Introducing a family group is slightly different than introducing girls or even bachelor males. This is Matt’s first time being the silverback in a family group. Because Kigali is younger, a little more agile and louder than Kivu, her introduction with Matt was a little tenser. There was some yelling and chasing. As expected, Kivu did come to Kigali’s defense. It was great to see the girls had bonded so well. These are all very normal reactions during gorilla introductions. Matt has to exert himself as the silverback and let the girls know he’s in charge; or that they at least let him think he is. The yelling only really occurred on the first day of introductions with Matt. With each subsequent day of intros, the group became more confident with one another. Once keepers were sure of the bond the girls had and that the group’s confidence level was high, the determination was made to leave them together overnight. A calm, quiet night is a sure sign that a family’s bond has been established. A direct quote from the night keeper watching over them, “I saw Kigali sleeping in a hammock for the first time since she arrived.” Kigali’s normal nest spot had been up in one of the transfer chutes that lead from room to room. This definitely told us all was well with Matt’s new family.

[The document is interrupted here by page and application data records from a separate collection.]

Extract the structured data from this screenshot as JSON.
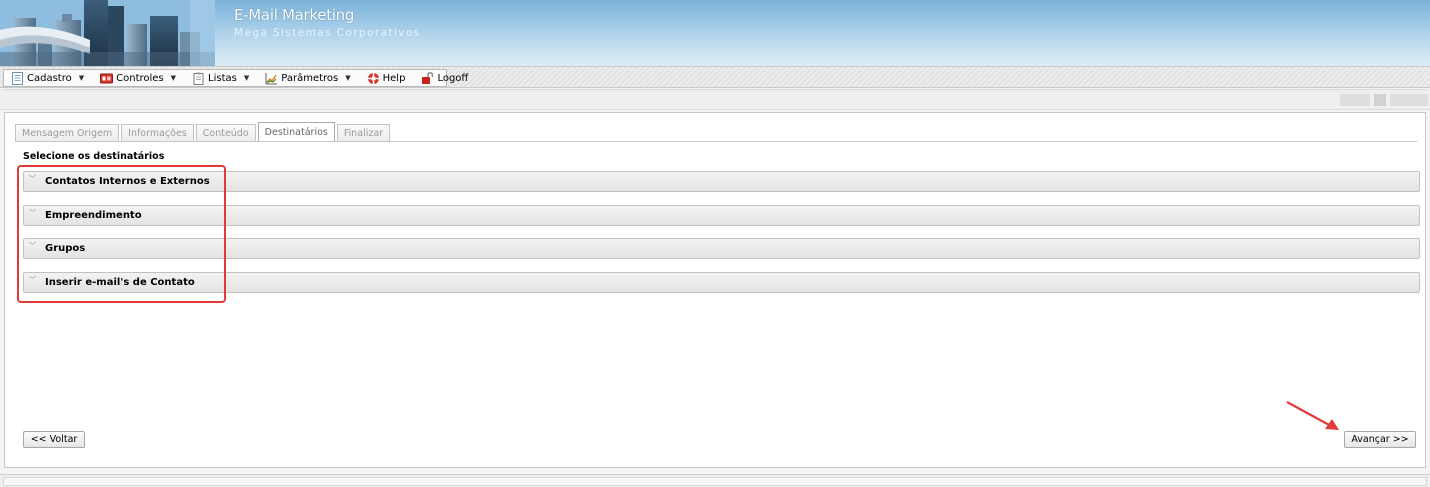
{
  "header": {
    "title": "E-Mail Marketing",
    "subtitle": "Mega Sistemas Corporativos"
  },
  "menu": {
    "items": [
      {
        "label": "Cadastro",
        "icon": "document-icon",
        "has_dropdown": true
      },
      {
        "label": "Controles",
        "icon": "controls-icon",
        "has_dropdown": true
      },
      {
        "label": "Listas",
        "icon": "clipboard-icon",
        "has_dropdown": true
      },
      {
        "label": "Parâmetros",
        "icon": "chart-icon",
        "has_dropdown": true
      },
      {
        "label": "Help",
        "icon": "lifebuoy-icon",
        "has_dropdown": false
      },
      {
        "label": "Logoff",
        "icon": "padlock-icon",
        "has_dropdown": false
      }
    ]
  },
  "wizard": {
    "tabs": [
      {
        "label": "Mensagem Origem",
        "active": false
      },
      {
        "label": "Informações",
        "active": false
      },
      {
        "label": "Conteúdo",
        "active": false
      },
      {
        "label": "Destinatários",
        "active": true
      },
      {
        "label": "Finalizar",
        "active": false
      }
    ],
    "section_label": "Selecione os destinatários",
    "panels": [
      {
        "title": "Contatos Internos e Externos"
      },
      {
        "title": "Empreendimento"
      },
      {
        "title": "Grupos"
      },
      {
        "title": "Inserir e-mail's de Contato"
      }
    ],
    "back_label": "<< Voltar",
    "next_label": "Avançar >>"
  },
  "colors": {
    "highlight": "#e03a3a",
    "header_sky": "#7ab1d8",
    "panel_bg": "#e8e8e8"
  }
}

The next step for the new family was to let them out to the exhibits. Matt and Kivu had been kept inside since Kigali’s arrival so they could get to know each other. Because Kigali hadn’t seen the indoor exhibit at all; we thought it would be best to give the girls a chance to go out first. However, the group’s bond was stronger than we thought and the girls would not leave the house without Matt. So we gave Matt access to his girls again and after about 15 minutes of not being certain of her new playground, Kigali was out and exploring! We closed the door and the family spent the whole day relaxing and enjoying the treats the keepers had put out on exhibit for them.

Matt, Kivu and Kigali will be kept on the indoor exhibit for the next several days to allow Kigali more time to become familiar with it. After that, we will go back to the normal routine of rotating the different gorilla groups through the exhibits. The entire team at The Downing Gorilla Forest is very excited because our family group is doing so well! The keepers are asked frequently when we can expect babies. The answer to that is: with time. Kigali still needs to be introduced to the outside exhibit and get more comfortable with a normal rotating routine. Our hope is that as things settle, nature will take its course. We promise to keep everyone posted. In the meantime, we encourage everyone to come out and meet Kigali and see the family together.

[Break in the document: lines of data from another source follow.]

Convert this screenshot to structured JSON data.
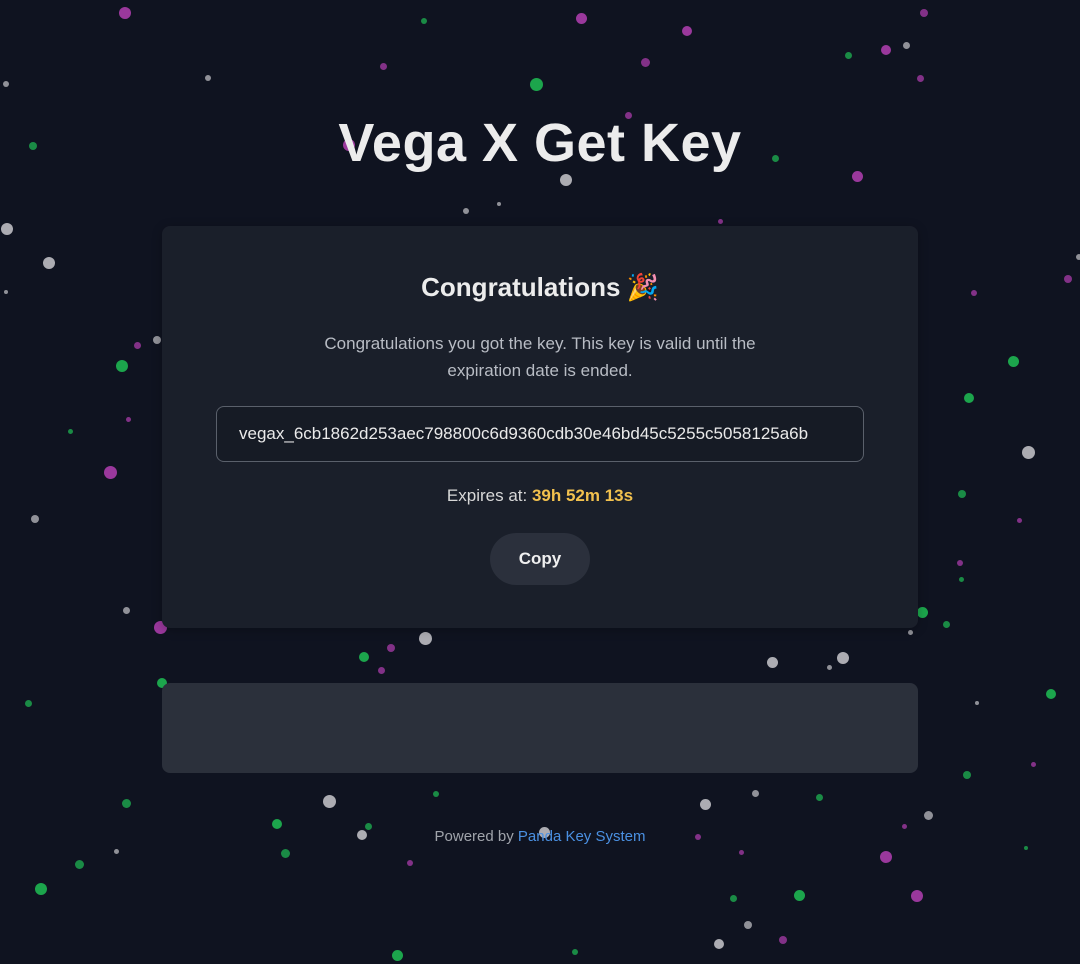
{
  "page": {
    "title": "Vega X Get Key"
  },
  "card": {
    "heading": "Congratulations",
    "heading_icon": "party-popper-icon",
    "message": "Congratulations you got the key. This key is valid until the expiration date is ended.",
    "key_value": "vegax_6cb1862d253aec798800c6d9360cdb30e46bd45c5255c5058125a6b",
    "expires_label": "Expires at:",
    "expires_value": "39h 52m 13s",
    "copy_label": "Copy"
  },
  "footer": {
    "prefix": "Powered by",
    "link_text": "Panda Key System"
  },
  "colors": {
    "background": "#0f1320",
    "card": "#1a1f2a",
    "accent_timer": "#f2c14e",
    "link": "#4a90e2",
    "confetti": [
      "#b33fb3",
      "#1fbf55",
      "#c8c8cc"
    ]
  }
}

Non-Public Day Room

When visiting The Downing Gorilla Forest you may notice that you only see two of our four groups of gorillas on exhibit. This is because one of our exhibits, refered to as the non-public day room, is an off-exhibit area. Each group of gorillas is rotated through each exhibit space on a daily basis. This mimics their natural behavior since gorillas do not usually use the same nesting area each night.

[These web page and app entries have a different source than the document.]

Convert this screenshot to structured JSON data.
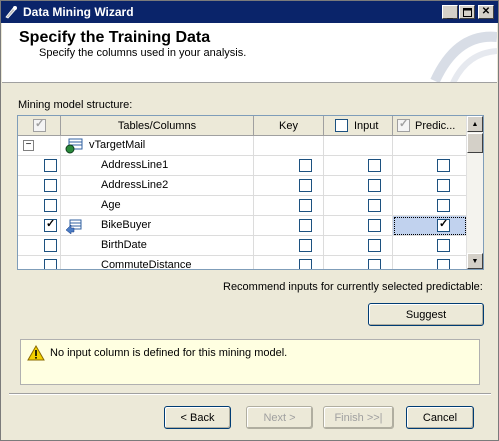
{
  "window": {
    "title": "Data Mining Wizard"
  },
  "header": {
    "title": "Specify the Training Data",
    "subtitle": "Specify the columns used in your analysis."
  },
  "structure_label": "Mining model structure:",
  "grid": {
    "columns": [
      "Tables/Columns",
      "Key",
      "Input",
      "Predic..."
    ],
    "table": {
      "name": "vTargetMail"
    },
    "rows": [
      {
        "name": "AddressLine1"
      },
      {
        "name": "AddressLine2"
      },
      {
        "name": "Age"
      },
      {
        "name": "BikeBuyer"
      },
      {
        "name": "BirthDate"
      },
      {
        "name": "CommuteDistance"
      }
    ]
  },
  "recommend_text": "Recommend inputs for currently selected predictable:",
  "suggest_label": "Suggest",
  "message": "No input column is defined for this mining model.",
  "footer": {
    "back": "< Back",
    "next": "Next >",
    "finish": "Finish >>|",
    "cancel": "Cancel"
  },
  "icons": {
    "app": "wizard-icon",
    "warning": "warning-icon",
    "table": "table-icon",
    "key": "key-column-icon"
  },
  "colors": {
    "titlebar": "#0a246a",
    "selection": "#c1d2ee",
    "message_bg": "#ffffe1"
  }
}
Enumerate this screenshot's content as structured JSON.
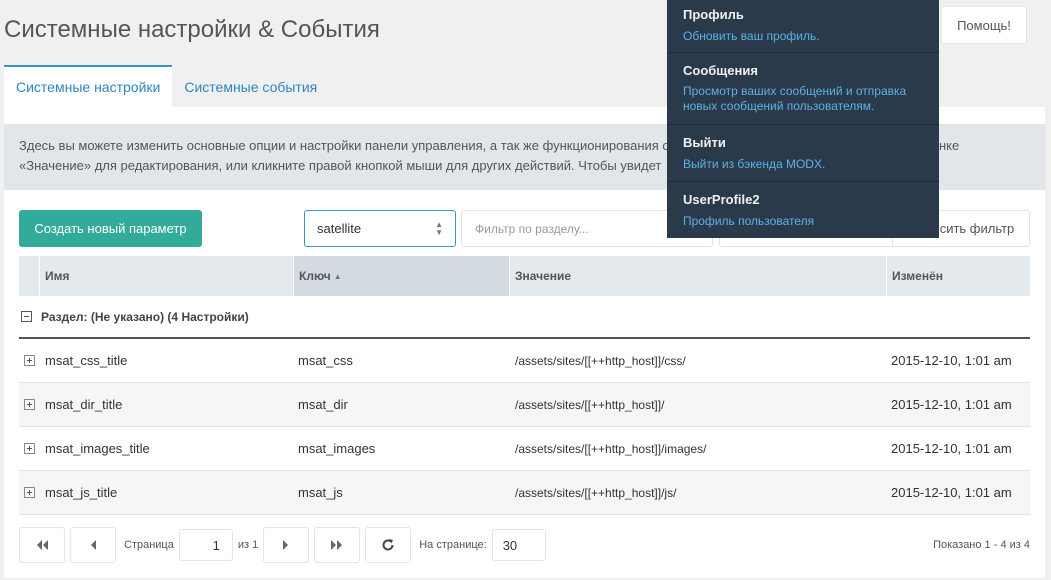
{
  "page": {
    "title": "Системные настройки & События",
    "help_label": "Помощь!"
  },
  "tabs": [
    {
      "label": "Системные настройки",
      "active": true
    },
    {
      "label": "Системные события",
      "active": false
    }
  ],
  "info_text": {
    "line1": "Здесь вы можете изменить основные опции и настройки панели управления, а так же функционирования с",
    "line1_tail": "нке",
    "line2": "«Значение» для редактирования, или кликните правой кнопкой мыши для других действий. Чтобы увидет"
  },
  "toolbar": {
    "create_label": "Создать новый параметр",
    "namespace_value": "satellite",
    "area_placeholder": "Фильтр по разделу...",
    "reset_label": "Сбросить фильтр",
    "reset_visible": "сить фильтр"
  },
  "grid": {
    "columns": [
      "Имя",
      "Ключ",
      "Значение",
      "Изменён"
    ],
    "sorted_column": "Ключ",
    "group_label": "Раздел: (Не указано) (4 Настройки)",
    "rows": [
      {
        "name": "msat_css_title",
        "key": "msat_css",
        "value": "/assets/sites/[[++http_host]]/css/",
        "edited": "2015-12-10, 1:01 am"
      },
      {
        "name": "msat_dir_title",
        "key": "msat_dir",
        "value": "/assets/sites/[[++http_host]]/",
        "edited": "2015-12-10, 1:01 am"
      },
      {
        "name": "msat_images_title",
        "key": "msat_images",
        "value": "/assets/sites/[[++http_host]]/images/",
        "edited": "2015-12-10, 1:01 am"
      },
      {
        "name": "msat_js_title",
        "key": "msat_js",
        "value": "/assets/sites/[[++http_host]]/js/",
        "edited": "2015-12-10, 1:01 am"
      }
    ]
  },
  "pager": {
    "page_label": "Страница",
    "page_value": "1",
    "of_label": "из 1",
    "per_page_label": "На странице:",
    "per_page_value": "30",
    "summary": "Показано 1 - 4 из 4"
  },
  "user_menu": [
    {
      "title": "Профиль",
      "desc": "Обновить ваш профиль."
    },
    {
      "title": "Сообщения",
      "desc": "Просмотр ваших сообщений и отправка новых сообщений пользователям."
    },
    {
      "title": "Выйти",
      "desc": "Выйти из бэкенда MODX."
    },
    {
      "title": "UserProfile2",
      "desc": "Профиль пользователя"
    }
  ],
  "colors": {
    "accent": "#3697cd",
    "create_button": "#32ab9a",
    "menu_bg": "#2b3a4a",
    "menu_link": "#5db1e8"
  },
  "icons": {
    "pager_first": "double-chevron-left-icon",
    "pager_prev": "chevron-left-icon",
    "pager_next": "chevron-right-icon",
    "pager_last": "double-chevron-right-icon",
    "refresh": "refresh-icon",
    "collapse": "minus-box-icon",
    "expand": "plus-box-icon",
    "select_arrows": "up-down-arrows-icon",
    "sort": "sort-ascending-icon"
  }
}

There are many benefits to having an off-exhibit area. First, this room gives each group of gorillas a break from all the attention and gives keeper staff the option to place a specific group off-exhibit if we feel it will benefit them. Second, this exhibit doubles as our fun room. This gives us the opportunity to give enrichment items we wouldn’t normally place on public exhibits, like little tyke play sets, colorful barrels, and large boxes. Finally, this exhibit allows new animal introductions to take place in a more controlled setting while allowing the other groups to be on exhibit and unaffected.

Entry by: Ashley, Zookeeper

Hours of Operation
Summer8:30 a.m. to 5:00 p.m.
(March – October)
Winter10:00 a.m. to 5:00 p.m.
(November – February)
*The Zoo will be closed one day only, September 8, 2018 to facilitate the preparation of the annual Zoo fundraiser, Zoobilee.